        This  morning as I searched through the tomatoes I pulled this one because the side I was looking at looked just about ripe, but when I pulled it this critter was hanging on the back. Unfortunately for this guy his fate was sealed and he perished shortly after being photographed. According to Google, this seems to be a southern army worm.  After identification I searched "what to do about Southern Armyworm" of course the first result is link to Bayer Crop Science  and their Belt® insecticide.  Uh, no thanks, besides my general distrust of insecticides I once rear ended a guy in a Corvette who gave me his business card while we were exchanging insurance info.  Below the line that read "Vice-President Bio-Technical Division Bayer Corporation" I am pretty sure it said something to the effect of  "I have enough money to have you killed".
         So rather than turn to science or even the bacteria (Bacillus thuringiensis) that some recommend, I just can't bring by self to spray food my kids are going to eat with pesticide, I go all organic and just smoosh the little guy. Then  I remove a large portion of the tomatoes to ripen inside. This has made me realize that I need to find ways to fight these pests in the garden. This year my main bug control was simply to keep things as neat and nicely weeded as I could, but I will have to break down and spray with a little soap and water.  From here I need to work to increasing the beneficial insects like worms and ladybugs.

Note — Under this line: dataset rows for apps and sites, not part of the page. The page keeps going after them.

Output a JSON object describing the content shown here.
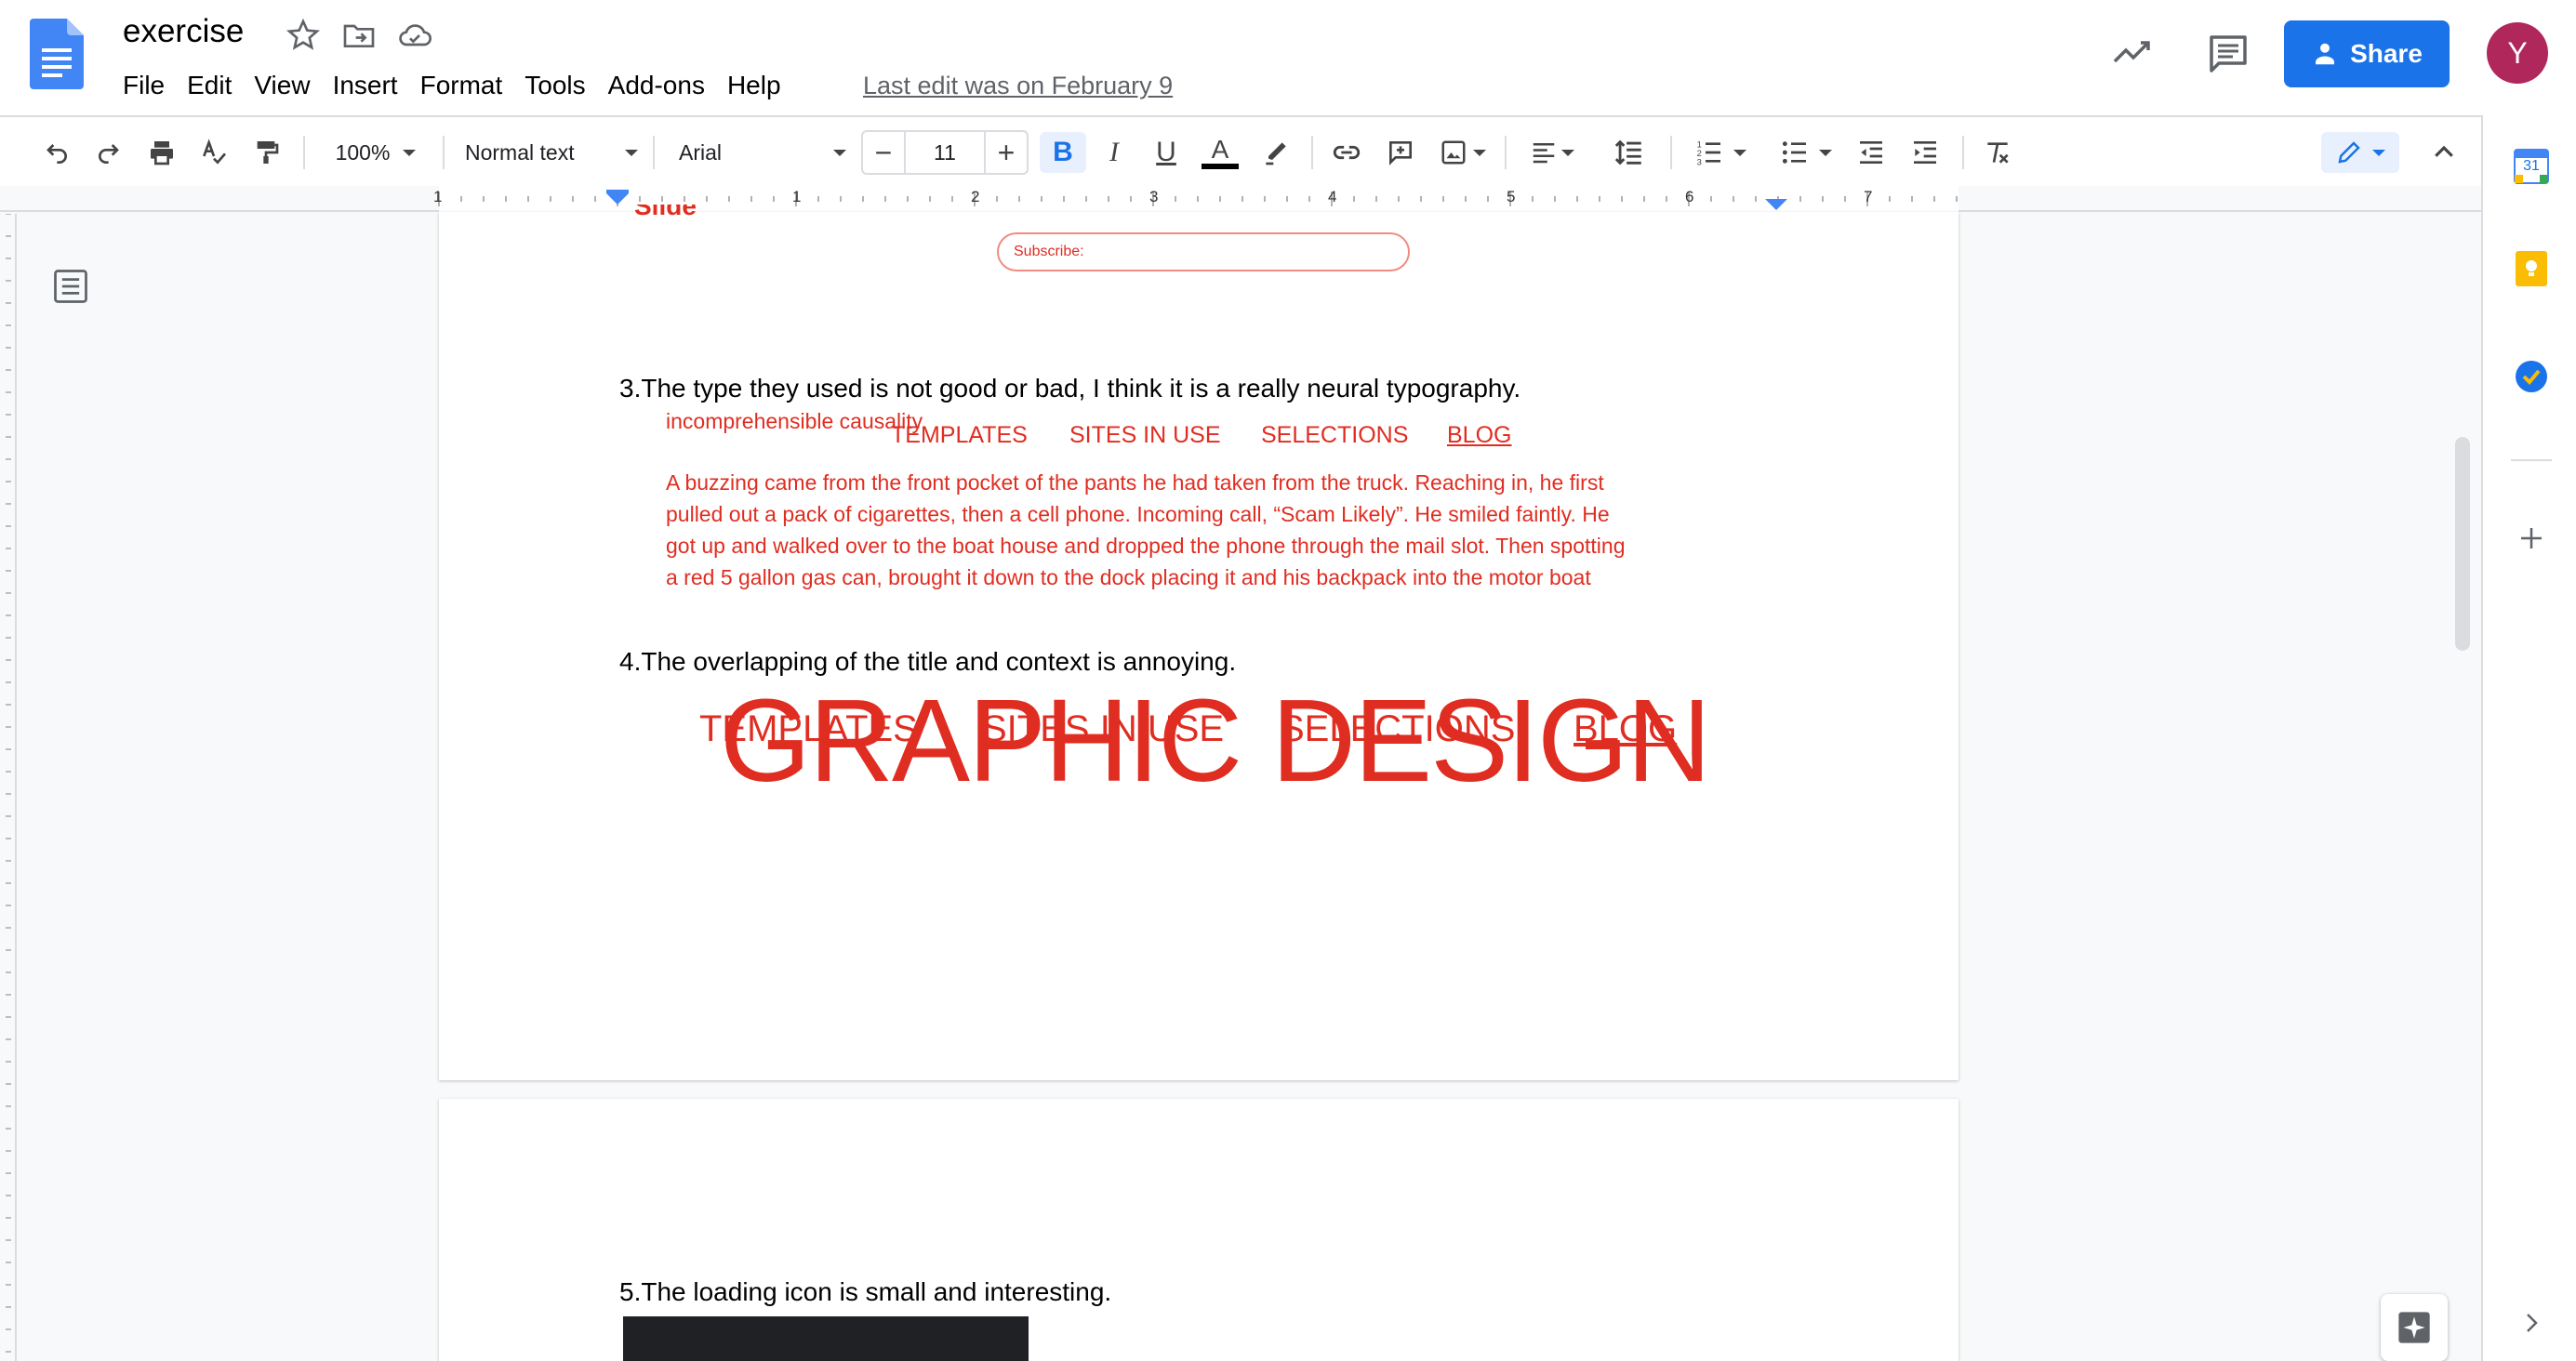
{
  "app": {
    "doc_title": "exercise",
    "last_edit": "Last edit was on February 9",
    "menu": [
      "File",
      "Edit",
      "View",
      "Insert",
      "Format",
      "Tools",
      "Add-ons",
      "Help"
    ],
    "share_label": "Share",
    "avatar_initial": "Y",
    "brand_color": "#1a73e8",
    "avatar_color": "#b0275b"
  },
  "toolbar": {
    "zoom": "100%",
    "style": "Normal text",
    "font": "Arial",
    "font_size": "11",
    "bold_label": "B",
    "italic_label": "I",
    "underline_label": "U",
    "text_color_label": "A",
    "minus": "−",
    "plus": "+"
  },
  "ruler": {
    "marks": [
      "1",
      "1",
      "2",
      "3",
      "4",
      "5",
      "6",
      "7"
    ]
  },
  "side_panel": {
    "calendar_day": "31"
  },
  "document": {
    "cut_off_top": "Slide",
    "subscribe_placeholder": "Subscribe:",
    "item3": "3.The type they used is not good or bad, I think it is a really neural typography.",
    "causality": "incomprehensible causality.",
    "nav_small": [
      "TEMPLATES",
      "SITES IN USE",
      "SELECTIONS",
      "BLOG"
    ],
    "paragraph": [
      "A buzzing came from the front pocket of the pants he had taken from the truck. Reaching in, he first",
      "pulled out a pack of cigarettes, then a cell phone. Incoming call, “Scam Likely”. He smiled faintly. He",
      "got up and walked over to the boat house and dropped the phone through the mail slot. Then spotting",
      "a red 5 gallon gas can, brought it down to the dock placing it and his backpack into the motor boat"
    ],
    "item4": "4.The overlapping of the title and context is annoying.",
    "nav_large": [
      "TEMPLATES",
      "SITES IN USE",
      "SELECTIONS",
      "BLOG"
    ],
    "big_title": "GRAPHIC DESIGN",
    "item5": "5.The loading icon is small and interesting.",
    "accent_red": "#e02d21"
  }
}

1 comment:

  1. Chickens help with the bugs, but they'll tear up seedlings and get part of your other veggies. It's a balancing act. My plan is to get some guinea fowl this year and to set up their coop by the garden. Supposedly, they eat all the pests (squash bugs are my biggest garden enemy), but they don't scratch up the ground and they don't eat the veggies. I guess I'll find out next spring.